▶ PROMPT:
Repeat the data exactly as it appears.
**** EXERCISE MATERIALS
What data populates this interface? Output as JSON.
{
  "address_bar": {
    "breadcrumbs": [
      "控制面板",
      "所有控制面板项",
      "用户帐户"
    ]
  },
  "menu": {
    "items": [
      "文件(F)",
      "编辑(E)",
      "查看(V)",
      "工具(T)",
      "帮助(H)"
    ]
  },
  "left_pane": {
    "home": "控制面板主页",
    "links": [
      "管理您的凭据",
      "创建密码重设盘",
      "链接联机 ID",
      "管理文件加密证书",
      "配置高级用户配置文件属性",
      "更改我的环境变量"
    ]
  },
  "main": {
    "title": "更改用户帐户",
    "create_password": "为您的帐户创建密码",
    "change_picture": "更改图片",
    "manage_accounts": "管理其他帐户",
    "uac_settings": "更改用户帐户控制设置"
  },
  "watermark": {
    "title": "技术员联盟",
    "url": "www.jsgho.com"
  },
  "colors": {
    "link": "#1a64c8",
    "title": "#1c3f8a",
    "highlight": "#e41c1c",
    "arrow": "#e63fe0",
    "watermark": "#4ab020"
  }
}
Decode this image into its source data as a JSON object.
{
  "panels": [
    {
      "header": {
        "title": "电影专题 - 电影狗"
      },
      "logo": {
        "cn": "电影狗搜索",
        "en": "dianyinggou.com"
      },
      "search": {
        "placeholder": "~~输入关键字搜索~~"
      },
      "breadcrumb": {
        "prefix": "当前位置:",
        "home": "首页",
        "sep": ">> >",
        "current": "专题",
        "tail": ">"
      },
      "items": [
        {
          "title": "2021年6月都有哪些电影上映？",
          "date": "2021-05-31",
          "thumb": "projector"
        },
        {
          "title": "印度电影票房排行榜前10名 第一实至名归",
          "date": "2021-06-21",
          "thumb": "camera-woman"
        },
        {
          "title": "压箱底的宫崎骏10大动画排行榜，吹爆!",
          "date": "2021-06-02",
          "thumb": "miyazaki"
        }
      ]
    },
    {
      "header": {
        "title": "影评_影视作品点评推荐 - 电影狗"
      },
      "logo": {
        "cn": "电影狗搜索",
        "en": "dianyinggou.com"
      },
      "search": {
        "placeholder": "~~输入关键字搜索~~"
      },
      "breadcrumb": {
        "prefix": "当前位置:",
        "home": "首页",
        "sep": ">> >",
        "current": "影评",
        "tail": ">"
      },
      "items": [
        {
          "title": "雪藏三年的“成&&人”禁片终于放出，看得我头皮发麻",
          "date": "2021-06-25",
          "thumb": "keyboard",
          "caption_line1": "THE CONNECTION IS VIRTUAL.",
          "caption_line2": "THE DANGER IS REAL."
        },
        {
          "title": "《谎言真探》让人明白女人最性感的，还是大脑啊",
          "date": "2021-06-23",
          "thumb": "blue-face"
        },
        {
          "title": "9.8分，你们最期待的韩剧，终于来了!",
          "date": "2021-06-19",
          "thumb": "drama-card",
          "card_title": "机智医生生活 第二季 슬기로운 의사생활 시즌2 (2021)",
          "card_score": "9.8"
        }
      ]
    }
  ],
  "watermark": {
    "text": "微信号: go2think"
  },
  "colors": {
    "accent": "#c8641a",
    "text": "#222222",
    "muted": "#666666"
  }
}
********
▶ ANSWER FOR THIS EXERCISE:
What data populates this interface? Output as JSON.
{
  "address_bar": {
    "breadcrumbs": [
      "控制面板",
      "所有控制面板项",
      "用户帐户"
    ]
  },
  "menu": {
    "items": [
      "文件(F)",
      "编辑(E)",
      "查看(V)",
      "工具(T)",
      "帮助(H)"
    ]
  },
  "left_pane": {
    "home": "控制面板主页",
    "links": [
      "管理您的凭据",
      "创建密码重设盘",
      "链接联机 ID",
      "管理文件加密证书",
      "配置高级用户配置文件属性",
      "更改我的环境变量"
    ]
  },
  "main": {
    "title": "更改用户帐户",
    "create_password": "为您的帐户创建密码",
    "change_picture": "更改图片",
    "manage_accounts": "管理其他帐户",
    "uac_settings": "更改用户帐户控制设置"
  },
  "watermark": {
    "title": "技术员联盟",
    "url": "www.jsgho.com"
  },
  "colors": {
    "link": "#1a64c8",
    "title": "#1c3f8a",
    "highlight": "#e41c1c",
    "arrow": "#e63fe0",
    "watermark": "#4ab020"
  }
}
Decode this image into its source data as a JSON object.
{
  "panels": [
    {
      "header": {
        "title": "电影专题 - 电影狗"
      },
      "logo": {
        "cn": "电影狗搜索",
        "en": "dianyinggou.com"
      },
      "search": {
        "placeholder": "~~输入关键字搜索~~"
      },
      "breadcrumb": {
        "prefix": "当前位置:",
        "home": "首页",
        "sep": ">> >",
        "current": "专题",
        "tail": ">"
      },
      "items": [
        {
          "title": "2021年6月都有哪些电影上映？",
          "date": "2021-05-31",
          "thumb": "projector"
        },
        {
          "title": "印度电影票房排行榜前10名 第一实至名归",
          "date": "2021-06-21",
          "thumb": "camera-woman"
        },
        {
          "title": "压箱底的宫崎骏10大动画排行榜，吹爆!",
          "date": "2021-06-02",
          "thumb": "miyazaki"
        }
      ]
    },
    {
      "header": {
        "title": "影评_影视作品点评推荐 - 电影狗"
      },
      "logo": {
        "cn": "电影狗搜索",
        "en": "dianyinggou.com"
      },
      "search": {
        "placeholder": "~~输入关键字搜索~~"
      },
      "breadcrumb": {
        "prefix": "当前位置:",
        "home": "首页",
        "sep": ">> >",
        "current": "影评",
        "tail": ">"
      },
      "items": [
        {
          "title": "雪藏三年的“成&&人”禁片终于放出，看得我头皮发麻",
          "date": "2021-06-25",
          "thumb": "keyboard",
          "caption_line1": "THE CONNECTION IS VIRTUAL.",
          "caption_line2": "THE DANGER IS REAL."
        },
        {
          "title": "《谎言真探》让人明白女人最性感的，还是大脑啊",
          "date": "2021-06-23",
          "thumb": "blue-face"
        },
        {
          "title": "9.8分，你们最期待的韩剧，终于来了!",
          "date": "2021-06-19",
          "thumb": "drama-card",
          "card_title": "机智医生生活 第二季 슬기로운 의사생활 시즌2 (2021)",
          "card_score": "9.8"
        }
      ]
    }
  ],
  "watermark": {
    "text": "微信号: go2think"
  },
  "colors": {
    "accent": "#c8641a",
    "text": "#222222",
    "muted": "#666666"
  }
}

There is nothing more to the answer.